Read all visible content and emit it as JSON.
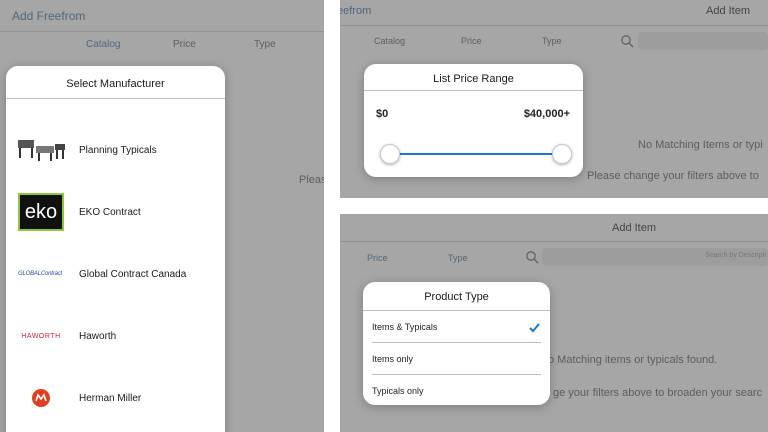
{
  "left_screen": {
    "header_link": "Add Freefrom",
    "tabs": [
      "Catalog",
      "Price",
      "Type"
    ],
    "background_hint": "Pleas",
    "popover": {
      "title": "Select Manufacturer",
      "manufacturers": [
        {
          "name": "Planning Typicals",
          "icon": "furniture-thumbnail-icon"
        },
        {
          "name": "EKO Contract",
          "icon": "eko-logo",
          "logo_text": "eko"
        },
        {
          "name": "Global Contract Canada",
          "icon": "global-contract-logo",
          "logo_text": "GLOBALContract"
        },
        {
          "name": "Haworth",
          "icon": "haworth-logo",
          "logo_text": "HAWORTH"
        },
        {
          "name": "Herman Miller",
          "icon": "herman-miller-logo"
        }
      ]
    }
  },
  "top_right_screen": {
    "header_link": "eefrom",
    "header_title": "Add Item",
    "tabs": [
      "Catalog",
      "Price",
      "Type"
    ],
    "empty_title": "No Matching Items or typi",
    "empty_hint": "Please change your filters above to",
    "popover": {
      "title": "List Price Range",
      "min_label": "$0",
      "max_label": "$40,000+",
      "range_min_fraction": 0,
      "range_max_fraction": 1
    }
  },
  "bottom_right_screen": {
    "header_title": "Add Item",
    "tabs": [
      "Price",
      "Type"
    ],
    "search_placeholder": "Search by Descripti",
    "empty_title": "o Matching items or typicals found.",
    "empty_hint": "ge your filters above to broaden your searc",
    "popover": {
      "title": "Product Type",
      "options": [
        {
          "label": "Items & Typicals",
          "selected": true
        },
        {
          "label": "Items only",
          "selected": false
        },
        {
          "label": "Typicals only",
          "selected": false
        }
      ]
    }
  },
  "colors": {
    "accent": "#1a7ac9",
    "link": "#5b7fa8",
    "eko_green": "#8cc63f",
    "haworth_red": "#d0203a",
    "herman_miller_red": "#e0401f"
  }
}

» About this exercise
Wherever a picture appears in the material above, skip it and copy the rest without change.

» Written solution
Read all visible content and emit it as JSON.
{
  "left_screen": {
    "header_link": "Add Freefrom",
    "tabs": [
      "Catalog",
      "Price",
      "Type"
    ],
    "background_hint": "Pleas",
    "popover": {
      "title": "Select Manufacturer",
      "manufacturers": [
        {
          "name": "Planning Typicals",
          "icon": "furniture-thumbnail-icon"
        },
        {
          "name": "EKO Contract",
          "icon": "eko-logo",
          "logo_text": "eko"
        },
        {
          "name": "Global Contract Canada",
          "icon": "global-contract-logo",
          "logo_text": "GLOBALContract"
        },
        {
          "name": "Haworth",
          "icon": "haworth-logo",
          "logo_text": "HAWORTH"
        },
        {
          "name": "Herman Miller",
          "icon": "herman-miller-logo"
        }
      ]
    }
  },
  "top_right_screen": {
    "header_link": "eefrom",
    "header_title": "Add Item",
    "tabs": [
      "Catalog",
      "Price",
      "Type"
    ],
    "empty_title": "No Matching Items or typi",
    "empty_hint": "Please change your filters above to",
    "popover": {
      "title": "List Price Range",
      "min_label": "$0",
      "max_label": "$40,000+",
      "range_min_fraction": 0,
      "range_max_fraction": 1
    }
  },
  "bottom_right_screen": {
    "header_title": "Add Item",
    "tabs": [
      "Price",
      "Type"
    ],
    "search_placeholder": "Search by Descripti",
    "empty_title": "o Matching items or typicals found.",
    "empty_hint": "ge your filters above to broaden your searc",
    "popover": {
      "title": "Product Type",
      "options": [
        {
          "label": "Items & Typicals",
          "selected": true
        },
        {
          "label": "Items only",
          "selected": false
        },
        {
          "label": "Typicals only",
          "selected": false
        }
      ]
    }
  },
  "colors": {
    "accent": "#1a7ac9",
    "link": "#5b7fa8",
    "eko_green": "#8cc63f",
    "haworth_red": "#d0203a",
    "herman_miller_red": "#e0401f"
  }
}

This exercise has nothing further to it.